“I am against the death penalty [not only because] it doesn’t work in making us safer, but we know that the death penalty as it’s being applied,” said D.A. Gascón, “has been disproportionately applied to people of color, to poor people, to people with mental health problems.
“In fact,” he continued, “over 50 percent of the people [on] death row today, including those from this county, which is approximately 250, have severe mental health problems.”
D.A. Gascón added, “We also know that it’s horribly expensive. You can put somebody in prison for the rest of their life for about $100,000 a year at current dollar amount. Somebody on death row, assuming that they’re healthy, is about a half a million dollars a year.”
Research conducted by Loyola Law School shows that California spends an annual $184.2 million maintaining its death penalty system. CA spent over $4 billion from 1978 to 2011.
“Yes, I am against the death penalty,” DA Gascón reiterated, adding this stance did not mean he was against the idea of accountability or punishment for crimes committed.
He maintained that criminal accountability is possible without the death penalty, which ultimately “costs taxpayers millions” and provides no added benefit to public safety.

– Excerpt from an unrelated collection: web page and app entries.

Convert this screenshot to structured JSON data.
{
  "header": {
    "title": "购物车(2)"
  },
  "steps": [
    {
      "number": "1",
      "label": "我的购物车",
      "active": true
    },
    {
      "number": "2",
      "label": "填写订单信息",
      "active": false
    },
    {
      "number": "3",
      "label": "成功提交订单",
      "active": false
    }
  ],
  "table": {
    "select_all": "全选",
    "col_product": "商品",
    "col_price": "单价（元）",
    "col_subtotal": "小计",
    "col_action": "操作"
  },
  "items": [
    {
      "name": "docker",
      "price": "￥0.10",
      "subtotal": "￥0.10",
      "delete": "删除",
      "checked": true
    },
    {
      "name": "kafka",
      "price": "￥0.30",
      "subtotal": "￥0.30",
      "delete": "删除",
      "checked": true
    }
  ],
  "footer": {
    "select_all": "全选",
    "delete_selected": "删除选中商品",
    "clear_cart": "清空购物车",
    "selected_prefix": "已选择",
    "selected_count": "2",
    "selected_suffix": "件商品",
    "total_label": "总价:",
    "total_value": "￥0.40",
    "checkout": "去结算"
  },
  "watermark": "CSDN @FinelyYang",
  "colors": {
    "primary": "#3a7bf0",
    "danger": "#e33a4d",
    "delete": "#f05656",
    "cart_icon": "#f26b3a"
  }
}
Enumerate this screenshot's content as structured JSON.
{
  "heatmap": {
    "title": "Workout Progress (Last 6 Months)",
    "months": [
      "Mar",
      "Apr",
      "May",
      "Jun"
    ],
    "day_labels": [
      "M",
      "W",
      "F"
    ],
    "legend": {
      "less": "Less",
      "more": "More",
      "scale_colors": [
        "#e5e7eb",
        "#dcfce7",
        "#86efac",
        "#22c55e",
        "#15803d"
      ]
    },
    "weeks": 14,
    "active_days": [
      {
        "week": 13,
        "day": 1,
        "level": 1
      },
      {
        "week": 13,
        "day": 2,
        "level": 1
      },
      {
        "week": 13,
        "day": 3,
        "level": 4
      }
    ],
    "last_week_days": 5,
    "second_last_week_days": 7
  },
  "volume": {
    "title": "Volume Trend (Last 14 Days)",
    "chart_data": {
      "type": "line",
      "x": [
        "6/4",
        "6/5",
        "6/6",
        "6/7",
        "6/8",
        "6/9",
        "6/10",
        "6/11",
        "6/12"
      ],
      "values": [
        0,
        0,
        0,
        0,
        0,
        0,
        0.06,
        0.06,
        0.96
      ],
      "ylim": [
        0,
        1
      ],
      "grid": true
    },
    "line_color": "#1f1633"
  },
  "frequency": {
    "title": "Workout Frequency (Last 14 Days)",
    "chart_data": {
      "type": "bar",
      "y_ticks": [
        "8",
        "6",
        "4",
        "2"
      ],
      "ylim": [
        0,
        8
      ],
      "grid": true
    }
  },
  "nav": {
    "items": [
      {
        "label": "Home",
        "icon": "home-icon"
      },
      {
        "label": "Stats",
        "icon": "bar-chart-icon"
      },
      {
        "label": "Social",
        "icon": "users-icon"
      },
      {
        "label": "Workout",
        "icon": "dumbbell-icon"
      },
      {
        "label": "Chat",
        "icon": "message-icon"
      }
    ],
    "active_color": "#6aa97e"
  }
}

According to a study conducted by the National Institute of Justice (NIJ), “increasing the severity of punishment does little to deter crime.” In fact, it does the opposite in some cases by increasing recidivism rates. The NIJ study also maintained that no link exists between the death penalty and criminal deterrence.
“Stop protecting criminals,” tweeted one user under DA Gascón’s post. “Another reason to show you the door,” a second user tweeted.
In the past, Gascón has asserted his opposition to the death penalty under any circumstance.
Shortly after taking office in 2020, the district attorney issued numerous criminal reform policies, including ending a reliance on cash bail and requests for enhanced sentences, not seeking the death penalty and re-evaluating sentences for people who have served 15 years in prison.
The office continues to revisit several previous capital cases. Yet, the sudden policy changes coupled with multiple instances of re-offense following Gascón’s intervention has caused the district attorney to backpedal on some of his directives.
“I want to reaffirm my commitment to the core values I expressed when I took office,” Gascón said in a statement. The DA continued, “like every responsible office, we learn as we go, take feedback from the community, and make necessary adjustments based on our experiences and the complex nature of this work. That is the responsible way to govern.”